Pete South explains why not all clubs are born equal, and not all clubs are born to succeed.
Whether that affects who you follow or not is up to you, but like most of us, I was born into supporting a club, and mine happened to be Tottenham Hotspur.
Why I support Tottenham Hotspur
It wasn’t because my Father placed me upon his shoulders as we watched the likes of Paul Gascoigne strut his stuff around White Hart Lane – nothing anywhere near as clichéd as that.
In fact, my Dad doesn’t even support Spurs. He is a Leyton Orient fan (much to his detriment) and I would have been quite happy to follow the trials and tribulations of a lower league side with all the kudos that comes with it for being a real fan, but I wasn’t given a chance.
I was born into the Premier League era. I was born into the proliferation of money and glamour that has now swamped football. The image of the Liverpool FA Cup side in their garish white suits remains, while the ’94 World Cup was my first real experience of the power of football both in terms of money and influence. And I wanted to be involved.
So frankly, although there was no conscious decision, Orient would have always have struggled to win my affections.
I was born into a club, but the influence came from my brother. The fire came from, somewhat peculiarly, a small, glossy, signed postcard of Erik Thorstvedt owned by him.
The over-riding memory of my childhood and football came from the fact that the man who stood in the goal on TV had signed a picture and handed it to my brother. My brother had met a famous man who was on telly and played football? That blew my mind and from then on I was intrigued, and the hand-me-down yellow Holsten Spurs kit sealed the deal. OK, so that is a bit cliché, but I was a Tottenham fan.
David Ginola. Gary Mabutt, Justin Edinburgh, Sergei Rebrov, Darren Anderton are the type of names that filled my mind as a youngster. But it was the wonderfully talented Teddy Sheringham who was the object of my affections.

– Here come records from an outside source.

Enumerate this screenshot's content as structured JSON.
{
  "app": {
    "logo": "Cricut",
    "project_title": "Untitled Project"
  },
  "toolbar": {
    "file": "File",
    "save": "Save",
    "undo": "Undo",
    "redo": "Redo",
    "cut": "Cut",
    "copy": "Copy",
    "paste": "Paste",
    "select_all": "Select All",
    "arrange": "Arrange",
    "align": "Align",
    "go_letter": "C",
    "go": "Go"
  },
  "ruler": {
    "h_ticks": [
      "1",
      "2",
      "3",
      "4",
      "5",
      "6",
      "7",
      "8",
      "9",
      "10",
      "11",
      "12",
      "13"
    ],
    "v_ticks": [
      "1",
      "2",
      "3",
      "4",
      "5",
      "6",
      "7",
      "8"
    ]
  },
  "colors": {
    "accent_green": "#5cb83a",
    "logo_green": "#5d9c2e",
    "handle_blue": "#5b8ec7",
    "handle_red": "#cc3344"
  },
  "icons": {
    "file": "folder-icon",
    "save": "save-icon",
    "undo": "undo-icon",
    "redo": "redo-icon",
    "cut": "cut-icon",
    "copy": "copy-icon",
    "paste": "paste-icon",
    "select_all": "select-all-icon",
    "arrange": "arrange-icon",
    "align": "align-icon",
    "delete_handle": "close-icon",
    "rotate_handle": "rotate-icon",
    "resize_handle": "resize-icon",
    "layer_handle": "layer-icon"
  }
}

Sheringham was the archetype of a fans favourite. Skilful, composed, quick of mind and feet, full of artistry and he went against the grain. We loved him and he loved us. The day he left for Man United for £3 million (a sum which still angers me today) was a sorry day for me.
The greatest thing about supporting a club like Spurs comes from the sense of pathos felt by the White Hart Lane faithful. Only a few clubs (West Ham and Newcastle spring to mind) have managed to master the art of impending doom and honour in underachieving during my formative years like Spurs.
But things have all changed at the Lane. We are successful now, even playing Champions League football now. I still moan about things which make friends who support less successful clubs furious, but I reserve the right to complain (why do we have a black away shirt like Liverpool this season? That type of thing) in what is effectively the halcyon days. It has been bred into me. It’s my club, after all.